Go line by line through the listing below and copy those that hold "photo".

┌─ Provided entries

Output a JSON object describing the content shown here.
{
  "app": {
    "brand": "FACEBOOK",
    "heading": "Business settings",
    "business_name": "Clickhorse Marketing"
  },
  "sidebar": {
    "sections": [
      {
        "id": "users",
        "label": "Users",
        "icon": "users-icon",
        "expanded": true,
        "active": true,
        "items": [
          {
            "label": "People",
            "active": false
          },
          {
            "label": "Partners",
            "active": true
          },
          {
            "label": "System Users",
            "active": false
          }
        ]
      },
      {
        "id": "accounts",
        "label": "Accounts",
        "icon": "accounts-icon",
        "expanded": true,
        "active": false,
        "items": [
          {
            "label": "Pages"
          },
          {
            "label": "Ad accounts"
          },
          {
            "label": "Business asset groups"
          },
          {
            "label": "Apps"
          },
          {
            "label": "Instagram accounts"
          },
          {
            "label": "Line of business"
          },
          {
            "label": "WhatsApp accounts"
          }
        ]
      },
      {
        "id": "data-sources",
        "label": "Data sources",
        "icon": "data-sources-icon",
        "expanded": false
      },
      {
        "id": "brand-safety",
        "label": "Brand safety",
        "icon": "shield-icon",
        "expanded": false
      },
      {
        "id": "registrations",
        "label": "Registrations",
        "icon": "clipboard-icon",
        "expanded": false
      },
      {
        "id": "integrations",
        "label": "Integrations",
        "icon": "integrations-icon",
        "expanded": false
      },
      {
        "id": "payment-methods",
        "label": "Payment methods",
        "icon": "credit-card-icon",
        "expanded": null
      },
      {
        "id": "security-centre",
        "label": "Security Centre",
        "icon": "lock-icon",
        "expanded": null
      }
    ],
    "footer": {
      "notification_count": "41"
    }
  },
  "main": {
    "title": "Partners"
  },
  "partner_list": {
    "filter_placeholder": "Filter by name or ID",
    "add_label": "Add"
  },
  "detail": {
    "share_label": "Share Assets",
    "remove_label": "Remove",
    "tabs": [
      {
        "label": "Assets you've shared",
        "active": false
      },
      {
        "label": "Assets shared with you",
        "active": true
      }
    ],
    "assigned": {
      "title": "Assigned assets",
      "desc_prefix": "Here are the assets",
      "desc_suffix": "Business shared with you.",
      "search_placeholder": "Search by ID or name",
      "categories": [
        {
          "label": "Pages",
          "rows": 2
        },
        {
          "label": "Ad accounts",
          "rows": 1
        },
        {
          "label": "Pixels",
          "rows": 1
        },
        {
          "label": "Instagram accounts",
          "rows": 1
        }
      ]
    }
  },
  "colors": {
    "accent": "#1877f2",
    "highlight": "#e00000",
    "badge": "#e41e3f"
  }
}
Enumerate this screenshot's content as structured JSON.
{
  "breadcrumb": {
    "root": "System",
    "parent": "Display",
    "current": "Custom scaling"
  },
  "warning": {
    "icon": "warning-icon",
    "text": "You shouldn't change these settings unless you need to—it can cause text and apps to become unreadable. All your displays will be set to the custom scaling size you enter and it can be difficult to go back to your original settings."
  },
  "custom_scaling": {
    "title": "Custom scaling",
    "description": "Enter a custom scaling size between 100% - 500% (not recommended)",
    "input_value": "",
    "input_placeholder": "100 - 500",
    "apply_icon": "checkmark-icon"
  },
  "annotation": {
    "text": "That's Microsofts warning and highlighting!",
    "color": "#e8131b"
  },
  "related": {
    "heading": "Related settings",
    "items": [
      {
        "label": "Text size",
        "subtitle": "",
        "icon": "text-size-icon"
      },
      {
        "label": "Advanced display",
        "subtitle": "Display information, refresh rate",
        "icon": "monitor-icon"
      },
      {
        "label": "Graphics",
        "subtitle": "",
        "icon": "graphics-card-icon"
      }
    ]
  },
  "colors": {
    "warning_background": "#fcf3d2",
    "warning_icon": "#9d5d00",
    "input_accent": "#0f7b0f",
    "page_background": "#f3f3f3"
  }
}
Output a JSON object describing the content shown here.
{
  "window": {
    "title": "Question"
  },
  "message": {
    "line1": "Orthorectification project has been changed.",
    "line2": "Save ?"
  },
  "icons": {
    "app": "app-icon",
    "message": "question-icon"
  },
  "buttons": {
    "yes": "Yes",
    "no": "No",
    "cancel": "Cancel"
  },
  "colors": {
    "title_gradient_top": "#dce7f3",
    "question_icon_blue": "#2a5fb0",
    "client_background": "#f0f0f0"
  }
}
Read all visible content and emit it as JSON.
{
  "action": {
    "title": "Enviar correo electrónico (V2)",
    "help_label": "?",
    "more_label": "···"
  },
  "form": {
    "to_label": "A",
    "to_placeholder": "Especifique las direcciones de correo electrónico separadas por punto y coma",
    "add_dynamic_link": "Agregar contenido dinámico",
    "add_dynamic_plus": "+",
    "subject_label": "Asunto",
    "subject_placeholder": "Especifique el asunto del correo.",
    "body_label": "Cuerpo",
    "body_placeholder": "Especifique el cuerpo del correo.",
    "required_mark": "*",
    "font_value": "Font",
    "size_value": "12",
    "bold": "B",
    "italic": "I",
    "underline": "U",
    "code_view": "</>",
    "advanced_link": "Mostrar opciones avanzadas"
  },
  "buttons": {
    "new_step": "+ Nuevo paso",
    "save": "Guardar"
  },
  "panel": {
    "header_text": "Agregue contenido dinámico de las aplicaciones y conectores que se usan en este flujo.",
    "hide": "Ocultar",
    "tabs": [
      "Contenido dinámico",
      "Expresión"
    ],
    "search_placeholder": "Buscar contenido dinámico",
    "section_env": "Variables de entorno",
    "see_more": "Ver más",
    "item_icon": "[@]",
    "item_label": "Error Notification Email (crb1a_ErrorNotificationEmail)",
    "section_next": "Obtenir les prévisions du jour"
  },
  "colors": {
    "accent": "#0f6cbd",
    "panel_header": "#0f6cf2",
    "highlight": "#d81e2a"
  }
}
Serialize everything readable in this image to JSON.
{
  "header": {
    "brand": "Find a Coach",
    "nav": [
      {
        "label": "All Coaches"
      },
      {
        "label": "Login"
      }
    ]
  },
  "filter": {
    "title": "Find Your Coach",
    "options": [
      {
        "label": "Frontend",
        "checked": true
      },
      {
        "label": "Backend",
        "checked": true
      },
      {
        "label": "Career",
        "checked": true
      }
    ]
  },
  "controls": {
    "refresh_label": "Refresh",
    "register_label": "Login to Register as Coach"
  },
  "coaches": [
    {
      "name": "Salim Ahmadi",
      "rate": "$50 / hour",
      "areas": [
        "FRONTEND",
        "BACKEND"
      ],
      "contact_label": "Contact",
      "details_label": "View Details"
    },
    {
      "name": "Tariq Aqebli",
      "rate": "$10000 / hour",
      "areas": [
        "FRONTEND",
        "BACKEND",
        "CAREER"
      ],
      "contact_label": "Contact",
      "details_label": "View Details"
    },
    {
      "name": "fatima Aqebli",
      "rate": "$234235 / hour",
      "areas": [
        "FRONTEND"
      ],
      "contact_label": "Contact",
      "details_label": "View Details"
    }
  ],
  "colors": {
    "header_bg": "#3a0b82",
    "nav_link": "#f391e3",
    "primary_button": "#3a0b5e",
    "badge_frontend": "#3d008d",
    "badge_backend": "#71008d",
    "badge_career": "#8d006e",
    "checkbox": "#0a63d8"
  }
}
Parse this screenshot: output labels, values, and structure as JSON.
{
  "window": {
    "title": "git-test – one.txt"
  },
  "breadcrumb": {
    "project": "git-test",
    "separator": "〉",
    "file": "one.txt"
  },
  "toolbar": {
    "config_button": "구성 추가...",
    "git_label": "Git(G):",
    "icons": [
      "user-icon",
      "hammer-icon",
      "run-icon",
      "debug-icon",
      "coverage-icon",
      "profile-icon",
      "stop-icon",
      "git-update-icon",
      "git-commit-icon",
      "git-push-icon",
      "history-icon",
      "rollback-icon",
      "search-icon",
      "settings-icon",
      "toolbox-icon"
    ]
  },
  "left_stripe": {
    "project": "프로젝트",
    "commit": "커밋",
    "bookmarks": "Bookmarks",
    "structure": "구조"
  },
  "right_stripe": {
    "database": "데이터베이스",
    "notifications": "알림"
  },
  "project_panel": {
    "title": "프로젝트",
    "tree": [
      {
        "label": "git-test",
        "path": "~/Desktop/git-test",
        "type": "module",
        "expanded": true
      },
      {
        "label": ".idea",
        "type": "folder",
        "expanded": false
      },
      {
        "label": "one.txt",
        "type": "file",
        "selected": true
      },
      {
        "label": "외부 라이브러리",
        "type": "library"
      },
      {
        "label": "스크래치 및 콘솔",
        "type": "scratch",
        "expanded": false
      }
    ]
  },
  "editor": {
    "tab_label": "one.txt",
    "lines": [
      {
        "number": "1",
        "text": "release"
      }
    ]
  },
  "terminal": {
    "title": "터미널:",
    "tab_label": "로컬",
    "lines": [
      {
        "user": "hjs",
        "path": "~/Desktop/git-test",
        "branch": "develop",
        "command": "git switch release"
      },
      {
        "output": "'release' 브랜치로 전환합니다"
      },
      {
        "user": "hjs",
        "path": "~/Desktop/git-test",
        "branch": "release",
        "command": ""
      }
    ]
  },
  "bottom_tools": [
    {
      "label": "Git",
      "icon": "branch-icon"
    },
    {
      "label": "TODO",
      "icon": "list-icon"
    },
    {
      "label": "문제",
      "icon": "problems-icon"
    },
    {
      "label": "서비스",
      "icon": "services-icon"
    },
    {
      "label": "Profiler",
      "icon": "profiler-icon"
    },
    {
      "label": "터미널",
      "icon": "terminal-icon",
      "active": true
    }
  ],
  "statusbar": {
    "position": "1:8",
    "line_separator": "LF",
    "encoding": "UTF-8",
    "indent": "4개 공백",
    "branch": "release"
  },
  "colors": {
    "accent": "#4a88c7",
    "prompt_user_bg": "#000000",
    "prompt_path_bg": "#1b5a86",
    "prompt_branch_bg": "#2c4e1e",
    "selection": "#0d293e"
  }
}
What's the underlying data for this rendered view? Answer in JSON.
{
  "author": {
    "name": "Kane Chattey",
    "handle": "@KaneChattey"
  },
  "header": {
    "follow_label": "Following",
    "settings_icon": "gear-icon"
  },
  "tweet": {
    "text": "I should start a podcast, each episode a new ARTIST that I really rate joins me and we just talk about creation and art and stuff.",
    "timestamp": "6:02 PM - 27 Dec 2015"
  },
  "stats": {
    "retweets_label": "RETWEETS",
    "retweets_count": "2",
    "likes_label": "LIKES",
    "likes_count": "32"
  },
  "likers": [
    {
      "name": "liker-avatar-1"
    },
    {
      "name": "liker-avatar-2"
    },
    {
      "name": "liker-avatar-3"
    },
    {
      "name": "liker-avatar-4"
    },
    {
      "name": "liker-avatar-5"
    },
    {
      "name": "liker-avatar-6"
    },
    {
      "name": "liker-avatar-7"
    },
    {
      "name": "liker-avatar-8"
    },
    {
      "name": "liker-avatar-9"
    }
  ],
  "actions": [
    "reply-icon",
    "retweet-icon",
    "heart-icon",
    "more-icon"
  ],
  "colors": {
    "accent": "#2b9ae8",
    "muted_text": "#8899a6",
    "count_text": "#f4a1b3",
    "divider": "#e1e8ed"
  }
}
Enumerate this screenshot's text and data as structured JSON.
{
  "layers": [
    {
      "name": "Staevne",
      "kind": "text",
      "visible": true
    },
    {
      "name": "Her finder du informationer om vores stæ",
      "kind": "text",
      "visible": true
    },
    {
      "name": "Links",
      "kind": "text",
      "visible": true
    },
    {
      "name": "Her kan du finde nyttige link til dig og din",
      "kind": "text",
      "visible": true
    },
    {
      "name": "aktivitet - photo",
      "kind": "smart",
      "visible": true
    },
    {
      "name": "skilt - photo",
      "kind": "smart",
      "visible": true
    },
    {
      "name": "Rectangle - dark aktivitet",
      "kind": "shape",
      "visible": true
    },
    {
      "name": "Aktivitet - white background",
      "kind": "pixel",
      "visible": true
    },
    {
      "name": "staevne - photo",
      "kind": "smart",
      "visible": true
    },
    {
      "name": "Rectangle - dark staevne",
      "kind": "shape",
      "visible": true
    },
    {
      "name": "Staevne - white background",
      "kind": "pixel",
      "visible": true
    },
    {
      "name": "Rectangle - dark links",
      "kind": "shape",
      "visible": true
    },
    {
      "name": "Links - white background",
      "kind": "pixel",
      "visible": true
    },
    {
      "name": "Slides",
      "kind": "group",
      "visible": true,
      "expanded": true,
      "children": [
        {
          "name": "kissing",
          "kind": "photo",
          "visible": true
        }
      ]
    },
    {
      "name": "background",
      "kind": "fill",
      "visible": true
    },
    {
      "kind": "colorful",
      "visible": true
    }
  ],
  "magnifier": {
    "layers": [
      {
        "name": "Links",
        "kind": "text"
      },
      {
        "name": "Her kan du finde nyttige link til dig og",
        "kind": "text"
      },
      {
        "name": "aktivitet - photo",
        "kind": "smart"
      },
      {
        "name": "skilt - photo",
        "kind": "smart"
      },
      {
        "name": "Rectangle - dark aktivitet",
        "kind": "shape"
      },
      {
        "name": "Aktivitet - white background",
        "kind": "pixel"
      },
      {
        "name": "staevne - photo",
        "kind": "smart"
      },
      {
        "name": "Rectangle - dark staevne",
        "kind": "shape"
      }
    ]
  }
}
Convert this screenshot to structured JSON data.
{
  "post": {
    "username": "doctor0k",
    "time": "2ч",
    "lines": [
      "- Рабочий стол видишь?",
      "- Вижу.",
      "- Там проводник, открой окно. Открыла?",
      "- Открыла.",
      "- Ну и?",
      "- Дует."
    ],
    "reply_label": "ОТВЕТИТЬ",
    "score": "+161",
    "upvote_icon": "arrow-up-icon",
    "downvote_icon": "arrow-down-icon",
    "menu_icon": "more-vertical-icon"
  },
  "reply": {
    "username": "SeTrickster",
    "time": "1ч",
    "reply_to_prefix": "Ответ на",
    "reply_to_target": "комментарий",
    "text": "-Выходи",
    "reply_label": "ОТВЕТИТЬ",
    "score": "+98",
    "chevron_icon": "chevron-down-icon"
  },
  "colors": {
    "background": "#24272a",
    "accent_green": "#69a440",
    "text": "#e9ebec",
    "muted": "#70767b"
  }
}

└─

Written solution:
      "name": "aktivitet - photo",
      "name": "skilt - photo",
      "name": "staevne - photo",
          "kind": "photo",
        "name": "aktivitet - photo",
        "name": "skilt - photo",
        "name": "staevne - photo",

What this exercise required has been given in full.